          • Nope. Not good enough. If you can’t cite a source for your claim, you’re probably just typing up the first thing that comes into your head in a bid to get people stirred up. That’s trolling.

            Last chance. Go.

          • A little time out is in order, I guess. Spewing is not a substitute for facts and intelligent debate isn’t possible otherwise. It just becomes an attempt to disrupt and the policy has been stated many times.

          • BJ

            You keep saying free insurance, I don’t think that means what you think it means.

            Do you mean Medicare? Or Private?

        • seedhub

          Does someone really need to point out that about an hour ago, you proposed that health insurance should be more expensive so that people would use less of it?

          • Will

            I’m saying coverage should be similar, you shouldn’t have some people paying $20,000+/year in premiums and deductibles while others pay nothing but $3 co-pays… everyone should have some skin in the game but not an insane amount. Can you see how that system is unfair? Tax credits help achieve that goal.

          • seedhub

            You’re also saying that the poor should be discouraged from accessing healthcare, while the middle class and wealthy should not.

          • kennedy

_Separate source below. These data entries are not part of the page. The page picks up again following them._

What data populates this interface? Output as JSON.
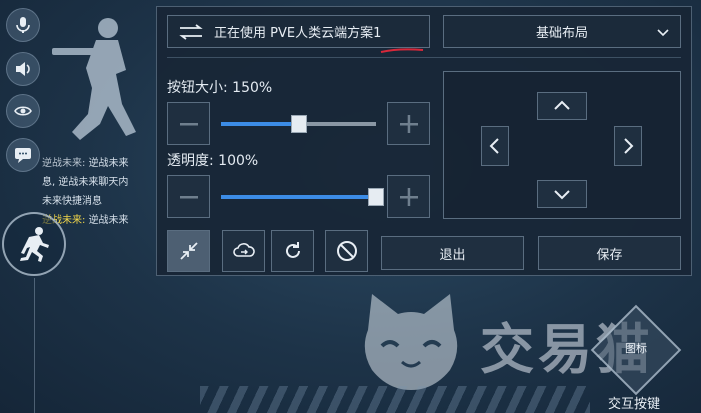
{
  "side_icons": [
    "mic-icon",
    "speaker-icon",
    "eye-icon",
    "chat-icon"
  ],
  "chat": {
    "lines": [
      {
        "name": "逆战未来:",
        "text": "逆战未来"
      },
      {
        "name": "",
        "text": "息, 逆战未来聊天内"
      },
      {
        "name": "",
        "text": "未来快捷消息"
      },
      {
        "name": "逆战未来:",
        "text": "逆战未来"
      }
    ]
  },
  "panel": {
    "scheme_label": "正在使用 PVE人类云端方案1",
    "layout_label": "基础布局",
    "size_label": "按钮大小: 150%",
    "size_fraction": 0.5,
    "opacity_label": "透明度: 100%",
    "opacity_fraction": 1.0,
    "exit_label": "退出",
    "save_label": "保存"
  },
  "watermark": {
    "text": "交易猫"
  },
  "interact": {
    "inner": "图标",
    "label": "交互按键"
  },
  "colors": {
    "accent": "#3c8ce6",
    "panel_bg": "#18263a",
    "chat_name": "#f1d64a"
  }
}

            This ‘similar’ level of coverage you speak of: you do realize the AHCA is moving away from that? It allows insurance companies to charge even higher premiums for certain consumers, while also allowing insurers to offer plans with lower benefits than the current law allows. It also reduces government support for health care, cutting off resources that support the needy and the elderly.

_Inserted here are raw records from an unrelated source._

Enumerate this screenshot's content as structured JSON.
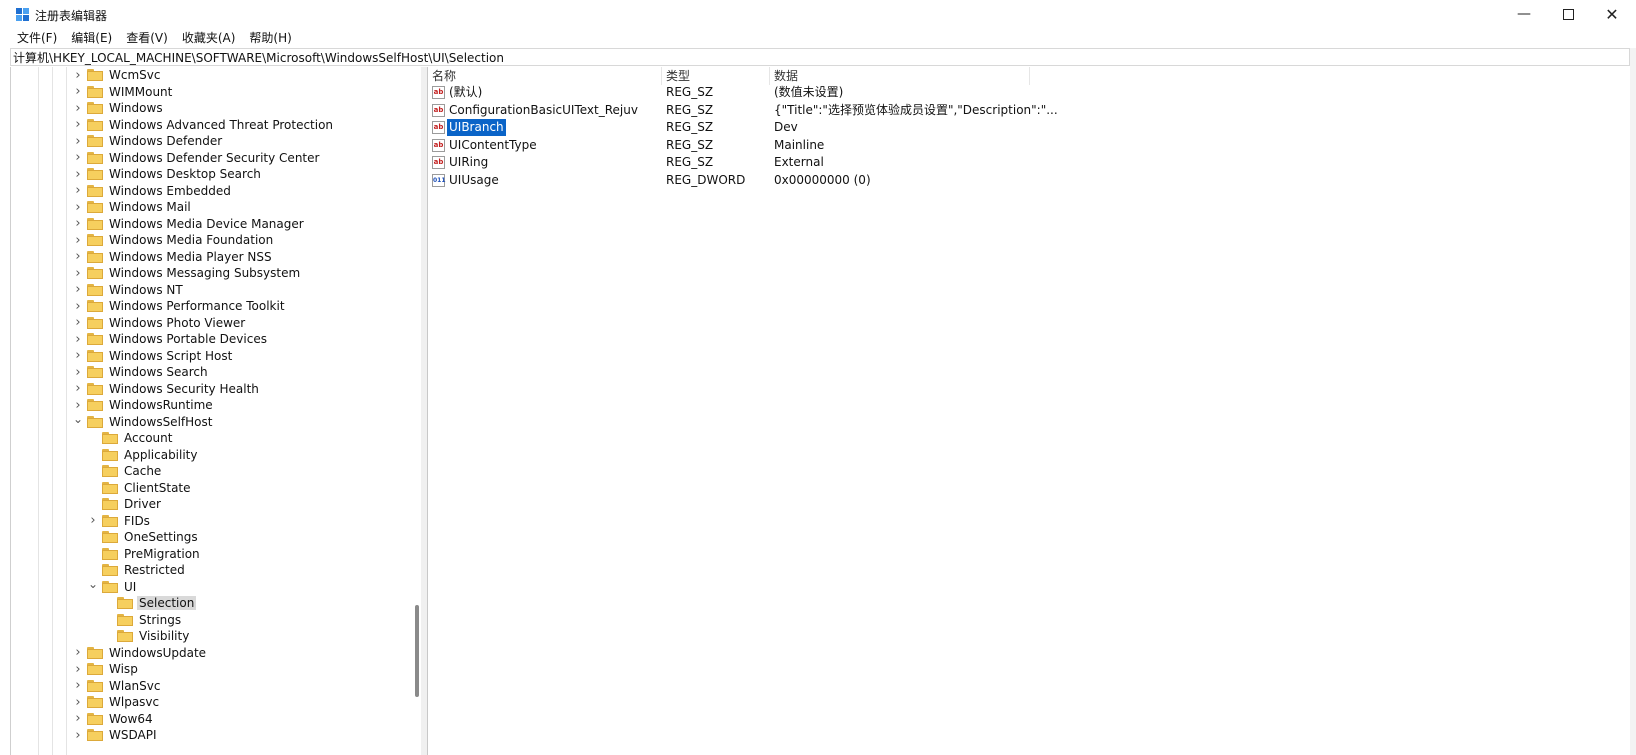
{
  "window": {
    "title": "注册表编辑器"
  },
  "window_controls": {
    "minimize": "—",
    "maximize": "",
    "close": "✕"
  },
  "menu": [
    "文件(F)",
    "编辑(E)",
    "查看(V)",
    "收藏夹(A)",
    "帮助(H)"
  ],
  "address": "计算机\\HKEY_LOCAL_MACHINE\\SOFTWARE\\Microsoft\\WindowsSelfHost\\UI\\Selection",
  "tree": [
    {
      "label": "WcmSvc",
      "level": 0,
      "expander": "collapsed"
    },
    {
      "label": "WIMMount",
      "level": 0,
      "expander": "collapsed"
    },
    {
      "label": "Windows",
      "level": 0,
      "expander": "collapsed"
    },
    {
      "label": "Windows Advanced Threat Protection",
      "level": 0,
      "expander": "collapsed"
    },
    {
      "label": "Windows Defender",
      "level": 0,
      "expander": "collapsed"
    },
    {
      "label": "Windows Defender Security Center",
      "level": 0,
      "expander": "collapsed"
    },
    {
      "label": "Windows Desktop Search",
      "level": 0,
      "expander": "collapsed"
    },
    {
      "label": "Windows Embedded",
      "level": 0,
      "expander": "collapsed"
    },
    {
      "label": "Windows Mail",
      "level": 0,
      "expander": "collapsed"
    },
    {
      "label": "Windows Media Device Manager",
      "level": 0,
      "expander": "collapsed"
    },
    {
      "label": "Windows Media Foundation",
      "level": 0,
      "expander": "collapsed"
    },
    {
      "label": "Windows Media Player NSS",
      "level": 0,
      "expander": "collapsed"
    },
    {
      "label": "Windows Messaging Subsystem",
      "level": 0,
      "expander": "collapsed"
    },
    {
      "label": "Windows NT",
      "level": 0,
      "expander": "collapsed"
    },
    {
      "label": "Windows Performance Toolkit",
      "level": 0,
      "expander": "collapsed"
    },
    {
      "label": "Windows Photo Viewer",
      "level": 0,
      "expander": "collapsed"
    },
    {
      "label": "Windows Portable Devices",
      "level": 0,
      "expander": "collapsed"
    },
    {
      "label": "Windows Script Host",
      "level": 0,
      "expander": "collapsed"
    },
    {
      "label": "Windows Search",
      "level": 0,
      "expander": "collapsed"
    },
    {
      "label": "Windows Security Health",
      "level": 0,
      "expander": "collapsed"
    },
    {
      "label": "WindowsRuntime",
      "level": 0,
      "expander": "collapsed"
    },
    {
      "label": "WindowsSelfHost",
      "level": 0,
      "expander": "expanded"
    },
    {
      "label": "Account",
      "level": 1,
      "expander": "none"
    },
    {
      "label": "Applicability",
      "level": 1,
      "expander": "none"
    },
    {
      "label": "Cache",
      "level": 1,
      "expander": "none"
    },
    {
      "label": "ClientState",
      "level": 1,
      "expander": "none"
    },
    {
      "label": "Driver",
      "level": 1,
      "expander": "none"
    },
    {
      "label": "FIDs",
      "level": 1,
      "expander": "collapsed"
    },
    {
      "label": "OneSettings",
      "level": 1,
      "expander": "none"
    },
    {
      "label": "PreMigration",
      "level": 1,
      "expander": "none"
    },
    {
      "label": "Restricted",
      "level": 1,
      "expander": "none"
    },
    {
      "label": "UI",
      "level": 1,
      "expander": "expanded"
    },
    {
      "label": "Selection",
      "level": 2,
      "expander": "none",
      "selected": true
    },
    {
      "label": "Strings",
      "level": 2,
      "expander": "none"
    },
    {
      "label": "Visibility",
      "level": 2,
      "expander": "none"
    },
    {
      "label": "WindowsUpdate",
      "level": 0,
      "expander": "collapsed"
    },
    {
      "label": "Wisp",
      "level": 0,
      "expander": "collapsed"
    },
    {
      "label": "WlanSvc",
      "level": 0,
      "expander": "collapsed"
    },
    {
      "label": "Wlpasvc",
      "level": 0,
      "expander": "collapsed"
    },
    {
      "label": "Wow64",
      "level": 0,
      "expander": "collapsed"
    },
    {
      "label": "WSDAPI",
      "level": 0,
      "expander": "collapsed"
    }
  ],
  "list": {
    "columns": [
      "名称",
      "类型",
      "数据"
    ],
    "rows": [
      {
        "name": "(默认)",
        "type": "REG_SZ",
        "data": "(数值未设置)",
        "icon": "string-value-icon",
        "glyph": "ab"
      },
      {
        "name": "ConfigurationBasicUIText_Rejuv",
        "type": "REG_SZ",
        "data": "{\"Title\":\"选择预览体验成员设置\",\"Description\":\"...",
        "icon": "string-value-icon",
        "glyph": "ab"
      },
      {
        "name": "UIBranch",
        "type": "REG_SZ",
        "data": "Dev",
        "icon": "string-value-icon",
        "glyph": "ab",
        "selected": true
      },
      {
        "name": "UIContentType",
        "type": "REG_SZ",
        "data": "Mainline",
        "icon": "string-value-icon",
        "glyph": "ab"
      },
      {
        "name": "UIRing",
        "type": "REG_SZ",
        "data": "External",
        "icon": "string-value-icon",
        "glyph": "ab"
      },
      {
        "name": "UIUsage",
        "type": "REG_DWORD",
        "data": "0x00000000 (0)",
        "icon": "binary-value-icon",
        "glyph": "011"
      }
    ]
  },
  "colors": {
    "selection": "#0a64c8",
    "tree_selection": "#d9d9d9",
    "folder": "#f6cf5e",
    "desktop": "#1f4fa8"
  }
}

        • Jeff C.

          “now 50-100 million people are afraid to use their insurance due the high deductibles.”

          Please tell us your source for this claim.

        • Jerry

          So basically, you’re just jealous?

          “Why can’t I be poor so I get cheaper insurance?”

  • Rob

    I have every confidence that when the wealthy white male coterie of Repub senators proffer their version of the American Hellthscare Abomination, it will be a beautiful thing, filled with rainbows and unicorns. Or, as the Soup Nazi would say: “No healthcare for you!”

  • lindblomeagles

    The sickest part of the current Trump Care debate is House Republicans and Donald Trump continue to suggest we Americans are TOO DUMB to figure out when we’re being conned. You won’t find a single authority on health care anywhere that can find the magic bullet Trump and House Republicans keep telling us is in Trump Care. Not one. And yet, they haven’t stopped defending Trump Care. They haven’t stopped saying “This is the greatest health care plan ever.” They haven’t stopped saying, “The bill won’t leave millions of Americans without a single affordable health care alternative.” They ALL SHOULD BE VOTED OUT OF OFFICE for insisting their lie is the truth.